CAIRO: The National Bank for Development (NBD) introduced two new Islamic banking products last week: sukuk, a debt instrument, and yosr murabaha, a personal finance tool.
Since the acquisition of 49 percent of NBD’s stock by the Abu Dhabi Islamic Bank (ADIB) in 2007, NBD has been transitioning to Sharia-compliant financial services.
Prior to ADIB’s buyout, NBD had experienced significant problems, including losses and debts which ADIB agreed to purchase. ADIB will acquire majority stock in the bank once it achieves full Islamic compliance.
The bank’s Managing Director and CEO Nevine Loutfy explained that last year saw extensive infrastructural development as NBD’s extensive branch network came online under a new IT system approved by ADIB’s Sharia advisory board.
NBD also began offering Islamic savings accounts, current accounts and murabaha – what would translate to loans in non-Islamic finance – for car purchase.
The new sukuk plan – comparable to a certificate of deposit (CD) account in non-Islamic banking – allows individuals and companies the option of a one-year sukuk plan, while previously only three- to five-year plans were offered.
With a minimum of LE 1,000 and no maximum, a client can earn 7 to 7.5 percent profit annually. Each month, profits from investments made by the bank with the money are sent to the client, and the initial amount returned at the end of the year.
The contract between bank and client is based on a wakala, a Sharia-compliant agreement stipulating that should profits not meet expectations, the contract is not null.
NBD also announced yosr murabaha, a personal finance instrument allowing an NBD customer to receive an amount of LE 10,000 to LE 200,000 to finance personal transactions, then repay the money over a period of 12 to 60 months.
The new personal finance product also carries “takaful insurance to continue meeting installments in case the client should pass before the sukuk’s fulfillment.
NBD will soon offer ijara, or Islamic leasing, through a subsidiary company.
Loutfy explained that the bank will offer the product itself after approval from the Central Bank of Egypt (CBE).
Amal El-Saied, NBD’s head of retail banking; Zuhair Idris, chief operating officer at NBD; and Anil Kumar, consumer business head of the NBD also attended the announcement of the new products.

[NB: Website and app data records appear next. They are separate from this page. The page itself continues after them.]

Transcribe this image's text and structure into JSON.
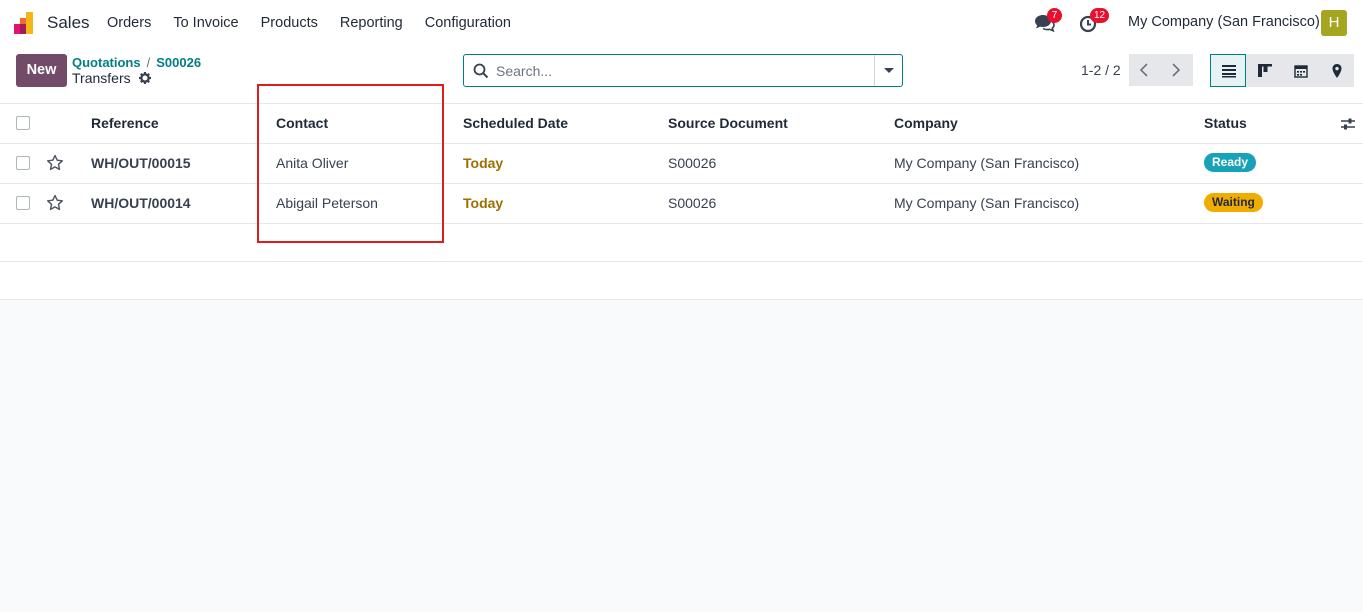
{
  "app": {
    "name": "Sales",
    "menu": [
      "Orders",
      "To Invoice",
      "Products",
      "Reporting",
      "Configuration"
    ]
  },
  "systray": {
    "messages_count": "7",
    "activities_count": "12",
    "company": "My Company (San Francisco)",
    "avatar_initial": "H"
  },
  "control_panel": {
    "new_label": "New",
    "breadcrumbs": [
      "Quotations",
      "S00026"
    ],
    "title": "Transfers",
    "search_placeholder": "Search...",
    "pager": "1-2 / 2"
  },
  "list": {
    "columns": [
      "Reference",
      "Contact",
      "Scheduled Date",
      "Source Document",
      "Company",
      "Status"
    ],
    "rows": [
      {
        "reference": "WH/OUT/00015",
        "contact": "Anita Oliver",
        "scheduled_date": "Today",
        "source_document": "S00026",
        "company": "My Company (San Francisco)",
        "status": "Ready"
      },
      {
        "reference": "WH/OUT/00014",
        "contact": "Abigail Peterson",
        "scheduled_date": "Today",
        "source_document": "S00026",
        "company": "My Company (San Francisco)",
        "status": "Waiting"
      }
    ]
  },
  "colors": {
    "brand": "#714b67",
    "accent": "#017e84",
    "status_ready": "#17a2b8",
    "status_waiting": "#f0ad00",
    "highlight": "#e01b1b"
  }
}
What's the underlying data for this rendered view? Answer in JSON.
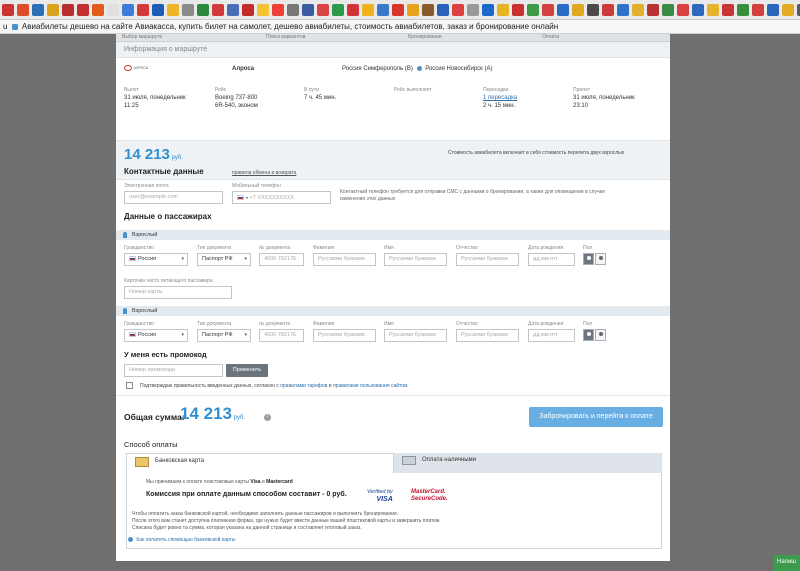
{
  "browser": {
    "bookmark_colors": [
      "#cc3333",
      "#e04b2a",
      "#2c6fb6",
      "#d9a31b",
      "#b82d2d",
      "#c43030",
      "#e35b1b",
      "#e0e0e0",
      "#3b7dd8",
      "#d43c3c",
      "#1c5db6",
      "#f0b429",
      "#8a8a8a",
      "#2d8a3c",
      "#d13b3b",
      "#4b6cb7",
      "#c52a2a",
      "#f2c230",
      "#ee4036",
      "#777777",
      "#3a5ba0",
      "#d94545",
      "#2d9a4a",
      "#cf3535",
      "#efb320",
      "#3c78c8",
      "#d8362a",
      "#e7a31a",
      "#8a5a2b",
      "#2962b9",
      "#dd4040",
      "#999999",
      "#1b6ac9",
      "#e6b422",
      "#c93030",
      "#3f9a47",
      "#d43f3f",
      "#2b6bc6",
      "#e0a820",
      "#4a4a4a",
      "#cc3b3b",
      "#2f74c8",
      "#e2b02c",
      "#b83232",
      "#3a8a44",
      "#d94040",
      "#2d68bd",
      "#e4b52a",
      "#c73434",
      "#388e3c",
      "#d33e3e",
      "#2c66ba",
      "#e3ac24",
      "#5a5a5a",
      "#c43737",
      "#3b7ccb",
      "#e1ad2d",
      "#b72f2f",
      "#3f8c45",
      "#d53b3b"
    ],
    "tab_title": "Авиабилеты дешево на сайте Авиакасса, купить билет на самолет, дешево авиабилеты, стоимость авиабилетов, заказ и бронирование онлайн",
    "tab_prefix": "u"
  },
  "steps": [
    "Выбор маршрута",
    "Поиск вариантов",
    "Бронирование",
    "Оплата"
  ],
  "route": {
    "section_title": "Информация о маршруте",
    "airline": "Алроса",
    "airline_logo_text": "АЛРОСА",
    "path_from": "Россия Симферополь (В)",
    "path_to": "Россия Новосибирск (А)",
    "departure_label": "Вылет",
    "departure_date": "31 июля, понедельник",
    "departure_time": "11:25",
    "flight_label": "Рейс",
    "aircraft": "Boeing 737-800",
    "flight_number": "6R-540, эконом",
    "duration_label": "В пути",
    "duration": "7 ч. 45 мин.",
    "operator_label": "Рейс выполняет",
    "transfers_label": "Пересадки",
    "transfers": "1 пересадка",
    "transfer_time": "2 ч. 15 мин.",
    "arrival_label": "Прилет",
    "arrival_date": "31 июля, понедельник",
    "arrival_time": "23:10"
  },
  "price": {
    "amount": "14 213",
    "currency": "руб.",
    "note": "Стоимость авиабилета включает в себя стоимость перелета двух взрослых",
    "rules_link": "правила обмена и возврата"
  },
  "contacts": {
    "title": "Контактные данные",
    "email_label": "Электронная почта",
    "email_placeholder": "user@example.com",
    "phone_label": "Мобильный телефон",
    "phone_placeholder": "+7 XXXXXXXXXX",
    "phone_note": "Контактный телефон требуется для отправки СМС с данными о бронировании, а также для оповещения в случае изменения этих данных"
  },
  "passengers": {
    "title": "Данные о пассажирах",
    "band_label": "Взрослый",
    "citizenship_label": "Гражданство",
    "citizenship_value": "Россия",
    "doctype_label": "Тип документа",
    "doctype_value": "Паспорт РФ",
    "docnum_label": "№ документа",
    "docnum_placeholder": "4506 78217Е",
    "surname_label": "Фамилия",
    "surname_placeholder": "Русскими буквами",
    "name_label": "Имя",
    "name_placeholder": "Русскими буквами",
    "patronymic_label": "Отчество",
    "patronymic_placeholder": "Русскими буквами",
    "birth_label": "Дата рождения",
    "birth_placeholder": "дд.мм.гггг",
    "gender_label": "Пол",
    "ffp_label": "Карточка часто летающего пассажира",
    "ffp_placeholder": "Номер карты"
  },
  "promo": {
    "title": "У меня есть промокод",
    "placeholder": "Номер промокода",
    "apply": "Применить"
  },
  "agree": {
    "text_before": "Подтверждаю правильность введенных данных, согласен с",
    "tariff_link": "правилами тарифов",
    "and": "и",
    "site_link": "правилами пользования сайтом"
  },
  "total": {
    "label": "Общая сумма:",
    "amount": "14 213",
    "currency": "руб.",
    "info_icon": "i",
    "book_button": "Забронировать и перейти к оплате"
  },
  "payment": {
    "title": "Способ оплаты",
    "tab_card": "Банковская карта",
    "tab_cash": "Оплата наличными",
    "accept_before": "Мы принимаем к оплате пластиковые карты",
    "visa": "Visa",
    "accept_and": "и",
    "mastercard": "Mastercard",
    "commission": "Комиссия при оплате данным способом составит - 0 руб.",
    "verified_line1": "Verified by",
    "verified_line2": "VISA",
    "mc_line1": "MasterCard.",
    "mc_line2": "SecureCode.",
    "info_line1": "Чтобы оплатить заказ банковской картой, необходимо заполнить данные пассажиров и выполнить бронирование.",
    "info_line2": "После этого вам станет доступна платежная форма, где нужно будет ввести данные вашей пластиковой карты и завершить платеж.",
    "info_line3": "Списана будет ровно та сумма, которая указана на данной странице и составляет итоговый заказ.",
    "how_link": "Как оплатить спомощью банковской карты"
  },
  "side_button": "Напиш"
}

Since joining NBD in August, Kumar has witnessed its rapid transformation to full Sharia-compliance. Asked about the extent of the transition, he replied, “NBD is not starting from scratch, the products and services are already present and can be made into Sharia-compliant variants. It just takes time.
In his role as Consumer Business head, Anil Kumar is also responsible for the bank’s microfinance products. NBD is the largest provider of microfinance among Egypt’s financial institutions, excluding NGOs.
“We’ve been in the microfinance business for 17 years, and are the most prominent in the market. In the last year or so we have introduced Sharia-compliant microfinance, both murabaha [microcredit] and musharika, [comparable to short-term joint-venture financing].
“There is definite affinity and liking for the product.it fulfills a latent or acknowledged need for finance that is compatible with religious beliefs. There is a huge market in microfinance, Kumar explained, adding, “A lot of conventional loans can be easily converted to Islamic products.
He clarified the basic differences between Islamic and non-Islamic finance. “The whole concept is based on transparency, simplicity and following ethical values.
For the Egyptian market, where knowledge and awareness of financial services remains limited, Kumar expressed the opinion that Islamic banking may feel more accessible, but admitted that Egyptians “need financial education, whether Islamic or not.
NBD does not provide a micro-savings instruments, often considered of greater or equal importance to microcredit for poverty reduction, because the CBE has yet to regulate such products. In his opinion, “the need really is credit to help build a business, rather than savings.
Asked about NBD’s weathering of 2009, a difficult year for many banks around the world, Kumar smiled, “The new financials will not be announced until mid March, but we have seen substantial growth. It was really a great year, in microfinance the growth has been tremendous.
Questioned about the effect of the financial crisis on Islamic banks in general, Kumar pointed out that, “Islamic banking is all about ethical banking, transparency, and being conservative; these values are appealing right now. Islamic banks have come out stronger since the crisis, they were not as affected and have been growing fast in various parts of the world.
He identified challenges in distribution and reaching out to customers in remote areas as issues NBD plans to address.
“Last year we renovated our branches, and we continue to impart skills to employees. We should be fully online in the next month or so on the new Sharia-compliant IT system, he affirmed.